Report each line of the listing that carries the word "click".

_ _ _ _ _ _ _

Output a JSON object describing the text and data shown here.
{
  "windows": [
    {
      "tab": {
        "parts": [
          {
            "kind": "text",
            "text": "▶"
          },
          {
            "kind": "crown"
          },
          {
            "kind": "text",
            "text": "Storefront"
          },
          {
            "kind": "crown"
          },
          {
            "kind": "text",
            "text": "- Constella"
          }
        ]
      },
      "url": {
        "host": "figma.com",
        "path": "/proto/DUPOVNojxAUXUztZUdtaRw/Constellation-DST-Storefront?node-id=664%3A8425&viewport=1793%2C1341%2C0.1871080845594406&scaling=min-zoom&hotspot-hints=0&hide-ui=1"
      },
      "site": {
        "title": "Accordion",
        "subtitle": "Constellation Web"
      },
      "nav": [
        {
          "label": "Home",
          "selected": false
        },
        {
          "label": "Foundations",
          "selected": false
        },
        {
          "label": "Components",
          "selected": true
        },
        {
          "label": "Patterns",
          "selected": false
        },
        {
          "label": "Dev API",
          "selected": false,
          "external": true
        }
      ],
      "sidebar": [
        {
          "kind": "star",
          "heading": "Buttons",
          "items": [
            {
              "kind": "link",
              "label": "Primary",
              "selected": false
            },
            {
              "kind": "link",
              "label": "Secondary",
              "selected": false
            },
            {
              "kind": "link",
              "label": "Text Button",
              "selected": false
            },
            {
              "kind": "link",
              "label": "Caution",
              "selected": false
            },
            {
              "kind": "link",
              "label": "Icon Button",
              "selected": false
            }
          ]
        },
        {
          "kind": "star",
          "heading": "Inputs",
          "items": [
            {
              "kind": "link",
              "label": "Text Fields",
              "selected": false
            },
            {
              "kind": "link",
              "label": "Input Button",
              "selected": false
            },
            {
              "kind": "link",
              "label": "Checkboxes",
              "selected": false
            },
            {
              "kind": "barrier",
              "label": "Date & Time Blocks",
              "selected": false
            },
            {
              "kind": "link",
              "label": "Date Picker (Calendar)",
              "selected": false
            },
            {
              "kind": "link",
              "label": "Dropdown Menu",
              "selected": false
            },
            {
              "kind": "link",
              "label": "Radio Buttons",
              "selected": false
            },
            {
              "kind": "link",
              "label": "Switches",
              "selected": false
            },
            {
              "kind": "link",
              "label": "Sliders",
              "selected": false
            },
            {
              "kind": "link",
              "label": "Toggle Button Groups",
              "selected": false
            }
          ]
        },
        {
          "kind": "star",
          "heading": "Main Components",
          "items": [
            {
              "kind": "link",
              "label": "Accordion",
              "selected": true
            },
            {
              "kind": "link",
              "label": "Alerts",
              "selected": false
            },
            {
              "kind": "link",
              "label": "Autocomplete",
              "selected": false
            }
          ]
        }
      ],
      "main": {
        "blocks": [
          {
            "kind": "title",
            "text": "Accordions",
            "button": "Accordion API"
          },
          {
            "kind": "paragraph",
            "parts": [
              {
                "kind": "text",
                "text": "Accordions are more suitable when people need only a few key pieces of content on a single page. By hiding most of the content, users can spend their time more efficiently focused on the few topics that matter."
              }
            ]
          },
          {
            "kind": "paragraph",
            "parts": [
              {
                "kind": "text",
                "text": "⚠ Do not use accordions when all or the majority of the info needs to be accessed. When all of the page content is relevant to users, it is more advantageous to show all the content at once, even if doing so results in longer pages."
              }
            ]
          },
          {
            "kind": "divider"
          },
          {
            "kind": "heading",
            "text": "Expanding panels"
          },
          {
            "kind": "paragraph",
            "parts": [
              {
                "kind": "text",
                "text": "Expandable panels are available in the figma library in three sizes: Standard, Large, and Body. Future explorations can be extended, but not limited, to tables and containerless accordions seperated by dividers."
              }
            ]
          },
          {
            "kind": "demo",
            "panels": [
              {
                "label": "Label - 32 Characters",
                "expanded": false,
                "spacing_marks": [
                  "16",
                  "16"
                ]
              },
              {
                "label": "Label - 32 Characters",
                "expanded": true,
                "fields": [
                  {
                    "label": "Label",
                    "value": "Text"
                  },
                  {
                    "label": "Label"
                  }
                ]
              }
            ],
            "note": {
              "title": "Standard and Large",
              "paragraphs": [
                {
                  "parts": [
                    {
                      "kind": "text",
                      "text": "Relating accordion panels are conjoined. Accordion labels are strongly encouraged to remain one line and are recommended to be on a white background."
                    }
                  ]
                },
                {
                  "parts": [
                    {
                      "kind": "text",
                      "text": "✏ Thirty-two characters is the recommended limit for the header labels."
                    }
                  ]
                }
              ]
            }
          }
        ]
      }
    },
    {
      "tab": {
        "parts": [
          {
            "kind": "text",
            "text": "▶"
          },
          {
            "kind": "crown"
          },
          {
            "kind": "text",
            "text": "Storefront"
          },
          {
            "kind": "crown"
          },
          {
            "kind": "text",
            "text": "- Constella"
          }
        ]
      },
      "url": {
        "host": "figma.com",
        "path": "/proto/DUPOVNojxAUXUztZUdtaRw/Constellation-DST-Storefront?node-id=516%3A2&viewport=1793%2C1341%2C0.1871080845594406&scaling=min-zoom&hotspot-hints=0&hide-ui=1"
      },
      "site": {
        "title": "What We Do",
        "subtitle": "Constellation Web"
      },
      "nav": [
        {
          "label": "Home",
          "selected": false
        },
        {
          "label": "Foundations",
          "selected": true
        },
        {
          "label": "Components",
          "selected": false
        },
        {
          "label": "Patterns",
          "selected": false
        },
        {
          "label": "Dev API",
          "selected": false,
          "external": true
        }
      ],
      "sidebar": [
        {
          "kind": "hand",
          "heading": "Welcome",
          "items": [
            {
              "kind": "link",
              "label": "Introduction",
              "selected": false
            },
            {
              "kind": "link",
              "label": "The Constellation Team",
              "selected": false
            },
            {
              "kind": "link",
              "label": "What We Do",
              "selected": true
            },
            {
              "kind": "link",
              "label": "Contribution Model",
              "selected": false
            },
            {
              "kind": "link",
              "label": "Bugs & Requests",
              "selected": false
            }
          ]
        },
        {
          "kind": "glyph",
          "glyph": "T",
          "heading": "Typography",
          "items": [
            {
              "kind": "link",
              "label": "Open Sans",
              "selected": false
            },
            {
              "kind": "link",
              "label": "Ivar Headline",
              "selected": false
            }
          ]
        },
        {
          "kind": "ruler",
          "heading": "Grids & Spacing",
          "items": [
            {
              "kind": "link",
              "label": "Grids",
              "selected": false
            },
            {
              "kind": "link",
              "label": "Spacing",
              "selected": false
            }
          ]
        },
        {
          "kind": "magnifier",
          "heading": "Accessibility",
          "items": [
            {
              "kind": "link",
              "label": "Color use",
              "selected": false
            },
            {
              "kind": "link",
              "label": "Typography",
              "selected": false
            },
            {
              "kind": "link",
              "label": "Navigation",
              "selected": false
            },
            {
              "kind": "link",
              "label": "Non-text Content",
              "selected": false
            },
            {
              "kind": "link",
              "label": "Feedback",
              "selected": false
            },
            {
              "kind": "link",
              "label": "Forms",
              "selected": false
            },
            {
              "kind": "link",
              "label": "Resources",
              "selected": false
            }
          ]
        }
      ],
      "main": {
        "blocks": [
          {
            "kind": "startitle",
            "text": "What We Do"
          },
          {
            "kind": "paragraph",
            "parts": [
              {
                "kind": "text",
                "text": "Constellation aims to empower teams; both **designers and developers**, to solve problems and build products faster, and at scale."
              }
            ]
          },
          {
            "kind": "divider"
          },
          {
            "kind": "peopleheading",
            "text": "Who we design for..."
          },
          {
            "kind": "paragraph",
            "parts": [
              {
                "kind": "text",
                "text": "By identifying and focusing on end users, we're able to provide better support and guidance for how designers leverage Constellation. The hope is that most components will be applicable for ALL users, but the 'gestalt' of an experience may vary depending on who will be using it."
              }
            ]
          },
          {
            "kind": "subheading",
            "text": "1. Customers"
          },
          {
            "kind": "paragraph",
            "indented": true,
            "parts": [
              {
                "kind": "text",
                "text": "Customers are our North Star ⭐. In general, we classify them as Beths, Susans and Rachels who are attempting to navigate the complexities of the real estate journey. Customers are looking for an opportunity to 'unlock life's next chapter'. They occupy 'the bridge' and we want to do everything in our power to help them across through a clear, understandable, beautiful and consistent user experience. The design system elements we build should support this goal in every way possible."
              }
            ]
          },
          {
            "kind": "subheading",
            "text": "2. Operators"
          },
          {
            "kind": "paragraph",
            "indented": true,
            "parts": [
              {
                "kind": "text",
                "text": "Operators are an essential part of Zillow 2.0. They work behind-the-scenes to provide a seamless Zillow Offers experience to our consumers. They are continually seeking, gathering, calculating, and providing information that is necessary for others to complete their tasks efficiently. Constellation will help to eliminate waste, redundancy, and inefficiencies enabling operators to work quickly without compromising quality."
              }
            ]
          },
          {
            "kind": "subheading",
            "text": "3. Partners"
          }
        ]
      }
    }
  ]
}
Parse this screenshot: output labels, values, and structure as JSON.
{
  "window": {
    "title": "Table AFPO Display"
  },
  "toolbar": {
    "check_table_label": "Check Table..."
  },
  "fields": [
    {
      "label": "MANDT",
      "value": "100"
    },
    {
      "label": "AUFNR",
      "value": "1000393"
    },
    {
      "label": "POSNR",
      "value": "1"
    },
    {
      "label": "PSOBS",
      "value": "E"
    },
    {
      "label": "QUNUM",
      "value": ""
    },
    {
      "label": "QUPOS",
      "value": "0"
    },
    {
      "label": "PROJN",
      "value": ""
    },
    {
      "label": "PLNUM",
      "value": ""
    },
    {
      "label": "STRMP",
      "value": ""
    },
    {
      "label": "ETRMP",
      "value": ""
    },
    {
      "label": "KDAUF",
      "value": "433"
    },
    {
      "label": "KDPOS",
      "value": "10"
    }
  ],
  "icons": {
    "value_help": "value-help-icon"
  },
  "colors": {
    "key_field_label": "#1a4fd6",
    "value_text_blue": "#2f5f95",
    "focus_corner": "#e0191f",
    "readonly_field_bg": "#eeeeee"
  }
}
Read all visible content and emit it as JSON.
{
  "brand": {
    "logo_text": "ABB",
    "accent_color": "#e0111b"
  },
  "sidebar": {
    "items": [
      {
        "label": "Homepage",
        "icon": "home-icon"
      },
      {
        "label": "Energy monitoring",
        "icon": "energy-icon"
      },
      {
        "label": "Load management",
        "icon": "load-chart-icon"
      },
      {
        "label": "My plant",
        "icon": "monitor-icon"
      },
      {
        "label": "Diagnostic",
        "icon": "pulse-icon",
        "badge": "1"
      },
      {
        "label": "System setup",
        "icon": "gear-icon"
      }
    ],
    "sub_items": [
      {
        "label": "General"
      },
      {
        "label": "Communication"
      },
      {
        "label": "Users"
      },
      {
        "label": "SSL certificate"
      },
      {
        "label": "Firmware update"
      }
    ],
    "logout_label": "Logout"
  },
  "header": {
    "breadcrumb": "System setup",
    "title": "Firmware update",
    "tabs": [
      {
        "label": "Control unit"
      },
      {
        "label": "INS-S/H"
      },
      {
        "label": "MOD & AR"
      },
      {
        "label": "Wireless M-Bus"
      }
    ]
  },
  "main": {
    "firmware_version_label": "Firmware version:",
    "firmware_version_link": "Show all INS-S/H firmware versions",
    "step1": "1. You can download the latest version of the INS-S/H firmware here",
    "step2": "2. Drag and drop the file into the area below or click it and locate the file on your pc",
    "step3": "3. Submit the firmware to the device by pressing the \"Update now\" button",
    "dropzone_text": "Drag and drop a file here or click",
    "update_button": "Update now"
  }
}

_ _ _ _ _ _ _

▶ _SOLUTION TO THE PROBLEM_
    "step2": "2. Drag and drop the file into the area below or click it and locate the file on your pc",
    "dropzone_text": "Drag and drop a file here or click",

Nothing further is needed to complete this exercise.